> **Task**:
Check every line below for the string "미디어는". Copy the ones that have it.
---
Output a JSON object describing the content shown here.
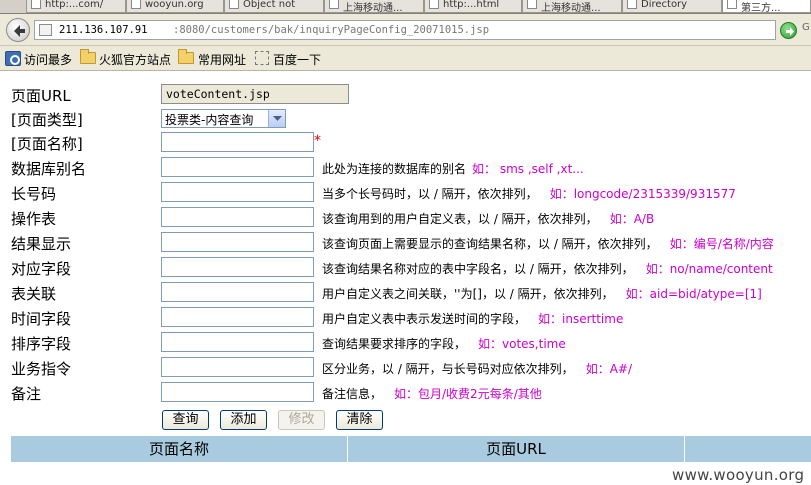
{
  "tabs": [
    {
      "label": "http:...com/"
    },
    {
      "label": "wooyun.org"
    },
    {
      "label": "Object not"
    },
    {
      "label": "上海移动通..."
    },
    {
      "label": "http:...html"
    },
    {
      "label": "上海移动通..."
    },
    {
      "label": "Directory"
    },
    {
      "label": "第三方..."
    }
  ],
  "address": {
    "host": "211.136.107.91",
    "path": ":8080/customers/bak/inquiryPageConfig_20071015.jsp"
  },
  "navbar_edge": "G",
  "bookmarks": [
    {
      "label": "访问最多",
      "icon": "most-visited-icon"
    },
    {
      "label": "火狐官方站点",
      "icon": "folder-icon"
    },
    {
      "label": "常用网址",
      "icon": "folder-icon"
    },
    {
      "label": "百度一下",
      "icon": "bookmark-icon"
    }
  ],
  "form": {
    "page_url": {
      "label": "页面URL",
      "value": "voteContent.jsp"
    },
    "page_type": {
      "label": "[页面类型]",
      "selected": "投票类-内容查询"
    },
    "page_name": {
      "label": "[页面名称]",
      "required_mark": "*"
    },
    "db_alias": {
      "label": "数据库别名",
      "hint": "此处为连接的数据库的别名",
      "example": "如： sms ,self ,xt..."
    },
    "long_code": {
      "label": "长号码",
      "hint": "当多个长号码时，以 / 隔开，依次排列，",
      "example": "如：longcode/2315339/931577"
    },
    "op_table": {
      "label": "操作表",
      "hint": "该查询用到的用户自定义表，以 / 隔开，依次排列，",
      "example": "如：A/B"
    },
    "result_display": {
      "label": "结果显示",
      "hint": "该查询页面上需要显示的查询结果名称，以 / 隔开，依次排列，",
      "example": "如：编号/名称/内容"
    },
    "field_map": {
      "label": "对应字段",
      "hint": "该查询结果名称对应的表中字段名，以 / 隔开，依次排列，",
      "example": "如：no/name/content"
    },
    "table_join": {
      "label": "表关联",
      "hint": "用户自定义表之间关联，''为[]，以 / 隔开，依次排列，",
      "example": "如：aid=bid/atype=[1]"
    },
    "time_field": {
      "label": "时间字段",
      "hint": "用户自定义表中表示发送时间的字段，",
      "example": "如：inserttime"
    },
    "sort_field": {
      "label": "排序字段",
      "hint": "查询结果要求排序的字段，",
      "example": "如：votes,time"
    },
    "business_cmd": {
      "label": "业务指令",
      "hint": "区分业务，以 / 隔开，与长号码对应依次排列，",
      "example": "如：A#/"
    },
    "remark": {
      "label": "备注",
      "hint": "备注信息，",
      "example": "如：包月/收费2元每条/其他"
    }
  },
  "buttons": {
    "query": "查询",
    "add": "添加",
    "modify": "修改",
    "clear": "清除"
  },
  "table": {
    "headers": [
      "页面名称",
      "页面URL",
      ""
    ]
  },
  "watermark": "www.wooyun.org",
  "colors": {
    "example_text": "#cc00cc",
    "required_mark": "#e00000",
    "table_header_bg": "#a9cbe0"
  }
}
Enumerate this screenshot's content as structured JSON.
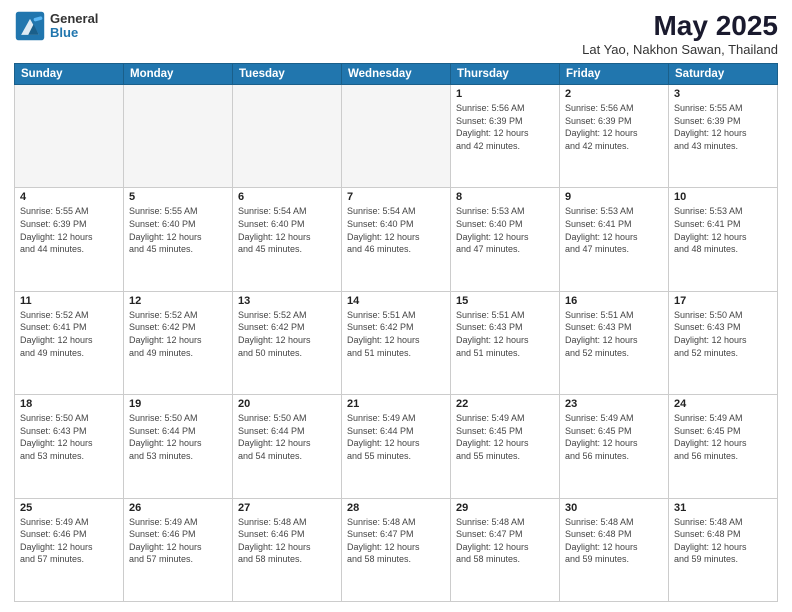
{
  "logo": {
    "general": "General",
    "blue": "Blue"
  },
  "title": "May 2025",
  "location": "Lat Yao, Nakhon Sawan, Thailand",
  "days_of_week": [
    "Sunday",
    "Monday",
    "Tuesday",
    "Wednesday",
    "Thursday",
    "Friday",
    "Saturday"
  ],
  "weeks": [
    [
      {
        "day": "",
        "info": ""
      },
      {
        "day": "",
        "info": ""
      },
      {
        "day": "",
        "info": ""
      },
      {
        "day": "",
        "info": ""
      },
      {
        "day": "1",
        "info": "Sunrise: 5:56 AM\nSunset: 6:39 PM\nDaylight: 12 hours\nand 42 minutes."
      },
      {
        "day": "2",
        "info": "Sunrise: 5:56 AM\nSunset: 6:39 PM\nDaylight: 12 hours\nand 42 minutes."
      },
      {
        "day": "3",
        "info": "Sunrise: 5:55 AM\nSunset: 6:39 PM\nDaylight: 12 hours\nand 43 minutes."
      }
    ],
    [
      {
        "day": "4",
        "info": "Sunrise: 5:55 AM\nSunset: 6:39 PM\nDaylight: 12 hours\nand 44 minutes."
      },
      {
        "day": "5",
        "info": "Sunrise: 5:55 AM\nSunset: 6:40 PM\nDaylight: 12 hours\nand 45 minutes."
      },
      {
        "day": "6",
        "info": "Sunrise: 5:54 AM\nSunset: 6:40 PM\nDaylight: 12 hours\nand 45 minutes."
      },
      {
        "day": "7",
        "info": "Sunrise: 5:54 AM\nSunset: 6:40 PM\nDaylight: 12 hours\nand 46 minutes."
      },
      {
        "day": "8",
        "info": "Sunrise: 5:53 AM\nSunset: 6:40 PM\nDaylight: 12 hours\nand 47 minutes."
      },
      {
        "day": "9",
        "info": "Sunrise: 5:53 AM\nSunset: 6:41 PM\nDaylight: 12 hours\nand 47 minutes."
      },
      {
        "day": "10",
        "info": "Sunrise: 5:53 AM\nSunset: 6:41 PM\nDaylight: 12 hours\nand 48 minutes."
      }
    ],
    [
      {
        "day": "11",
        "info": "Sunrise: 5:52 AM\nSunset: 6:41 PM\nDaylight: 12 hours\nand 49 minutes."
      },
      {
        "day": "12",
        "info": "Sunrise: 5:52 AM\nSunset: 6:42 PM\nDaylight: 12 hours\nand 49 minutes."
      },
      {
        "day": "13",
        "info": "Sunrise: 5:52 AM\nSunset: 6:42 PM\nDaylight: 12 hours\nand 50 minutes."
      },
      {
        "day": "14",
        "info": "Sunrise: 5:51 AM\nSunset: 6:42 PM\nDaylight: 12 hours\nand 51 minutes."
      },
      {
        "day": "15",
        "info": "Sunrise: 5:51 AM\nSunset: 6:43 PM\nDaylight: 12 hours\nand 51 minutes."
      },
      {
        "day": "16",
        "info": "Sunrise: 5:51 AM\nSunset: 6:43 PM\nDaylight: 12 hours\nand 52 minutes."
      },
      {
        "day": "17",
        "info": "Sunrise: 5:50 AM\nSunset: 6:43 PM\nDaylight: 12 hours\nand 52 minutes."
      }
    ],
    [
      {
        "day": "18",
        "info": "Sunrise: 5:50 AM\nSunset: 6:43 PM\nDaylight: 12 hours\nand 53 minutes."
      },
      {
        "day": "19",
        "info": "Sunrise: 5:50 AM\nSunset: 6:44 PM\nDaylight: 12 hours\nand 53 minutes."
      },
      {
        "day": "20",
        "info": "Sunrise: 5:50 AM\nSunset: 6:44 PM\nDaylight: 12 hours\nand 54 minutes."
      },
      {
        "day": "21",
        "info": "Sunrise: 5:49 AM\nSunset: 6:44 PM\nDaylight: 12 hours\nand 55 minutes."
      },
      {
        "day": "22",
        "info": "Sunrise: 5:49 AM\nSunset: 6:45 PM\nDaylight: 12 hours\nand 55 minutes."
      },
      {
        "day": "23",
        "info": "Sunrise: 5:49 AM\nSunset: 6:45 PM\nDaylight: 12 hours\nand 56 minutes."
      },
      {
        "day": "24",
        "info": "Sunrise: 5:49 AM\nSunset: 6:45 PM\nDaylight: 12 hours\nand 56 minutes."
      }
    ],
    [
      {
        "day": "25",
        "info": "Sunrise: 5:49 AM\nSunset: 6:46 PM\nDaylight: 12 hours\nand 57 minutes."
      },
      {
        "day": "26",
        "info": "Sunrise: 5:49 AM\nSunset: 6:46 PM\nDaylight: 12 hours\nand 57 minutes."
      },
      {
        "day": "27",
        "info": "Sunrise: 5:48 AM\nSunset: 6:46 PM\nDaylight: 12 hours\nand 58 minutes."
      },
      {
        "day": "28",
        "info": "Sunrise: 5:48 AM\nSunset: 6:47 PM\nDaylight: 12 hours\nand 58 minutes."
      },
      {
        "day": "29",
        "info": "Sunrise: 5:48 AM\nSunset: 6:47 PM\nDaylight: 12 hours\nand 58 minutes."
      },
      {
        "day": "30",
        "info": "Sunrise: 5:48 AM\nSunset: 6:48 PM\nDaylight: 12 hours\nand 59 minutes."
      },
      {
        "day": "31",
        "info": "Sunrise: 5:48 AM\nSunset: 6:48 PM\nDaylight: 12 hours\nand 59 minutes."
      }
    ]
  ]
}
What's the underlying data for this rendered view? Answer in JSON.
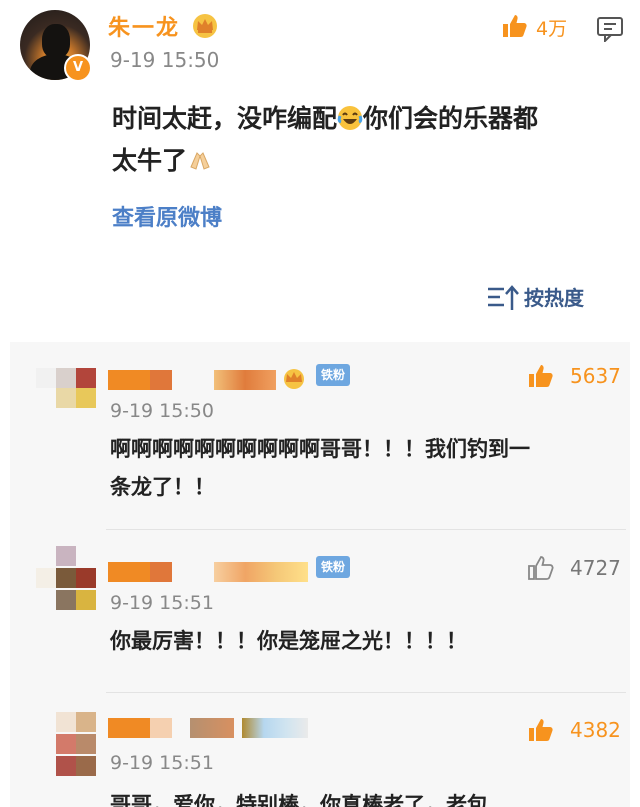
{
  "post": {
    "author": "朱一龙",
    "verified_badge": "V",
    "time": "9-19 15:50",
    "likes": "4万",
    "text_line1": "时间太赶，没咋编配",
    "text_line1_b": "你们会的乐器都",
    "text_line2": "太牛了",
    "view_original": "查看原微博",
    "sort_label": "按热度",
    "accent_color": "#f7931e",
    "link_color": "#4c7fc7"
  },
  "comments": [
    {
      "badge": "铁粉",
      "time": "9-19 15:50",
      "likes": "5637",
      "liked": true,
      "text_line1": "啊啊啊啊啊啊啊啊啊啊哥哥！！！我们钓到一",
      "text_line2": "条龙了！！"
    },
    {
      "badge": "铁粉",
      "time": "9-19 15:51",
      "likes": "4727",
      "liked": false,
      "text_line1": "你最厉害！！！你是笼屉之光！！！！",
      "text_line2": ""
    },
    {
      "badge": "",
      "time": "9-19 15:51",
      "likes": "4382",
      "liked": true,
      "text_line1": "哥哥，爱你，特别棒，你真棒老了，老包",
      "text_line2": ""
    }
  ]
}
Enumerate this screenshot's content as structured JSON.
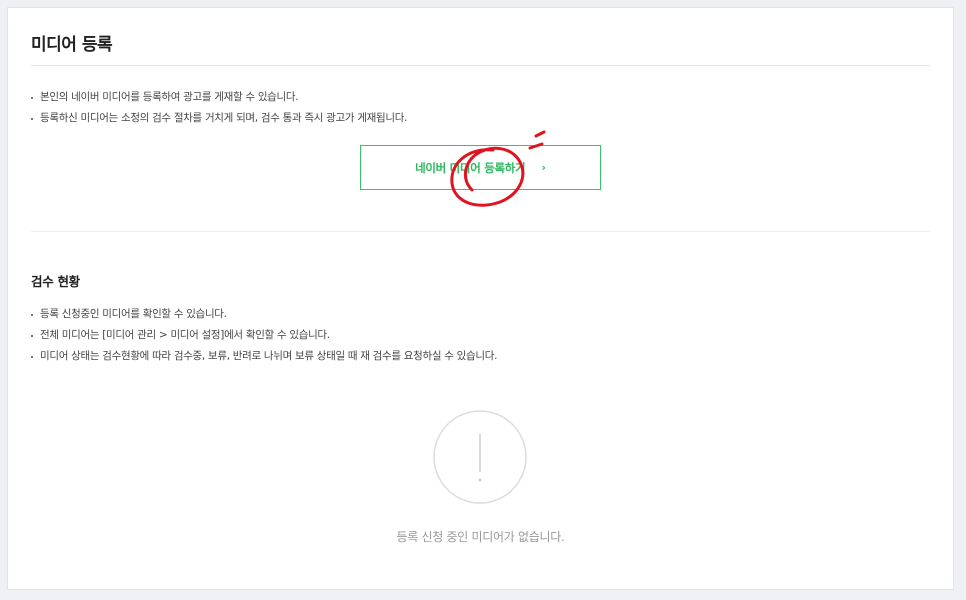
{
  "page": {
    "title": "미디어 등록"
  },
  "register": {
    "notes": [
      "본인의 네이버 미디어를 등록하여 광고를 게재할 수 있습니다.",
      "등록하신 미디어는 소정의 검수 절차를 거치게 되며, 검수 통과 즉시 광고가 게재됩니다."
    ],
    "button_label": "네이버 미디어 등록하기",
    "button_icon": "chevron-right-icon",
    "accent_color": "#2db95f"
  },
  "review": {
    "title": "검수 현황",
    "notes": [
      "등록 신청중인 미디어를 확인할 수 있습니다.",
      "전체 미디어는 [미디어 관리 > 미디어 설정]에서 확인할 수 있습니다.",
      "미디어 상태는 검수현황에 따라 검수중, 보류, 반려로 나뉘며 보류 상태일 때 재 검수를 요청하실 수 있습니다."
    ],
    "empty_icon": "exclamation-circle-icon",
    "empty_message": "등록 신청 중인 미디어가 없습니다."
  },
  "annotation": {
    "color": "#e0141e"
  }
}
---
> **Response area**:
      "등록하신 미디어는 소정의 검수 절차를 거치게 되며, 검수 통과 즉시 광고가 게재됩니다."
      "전체 미디어는 [미디어 관리 > 미디어 설정]에서 확인할 수 있습니다.",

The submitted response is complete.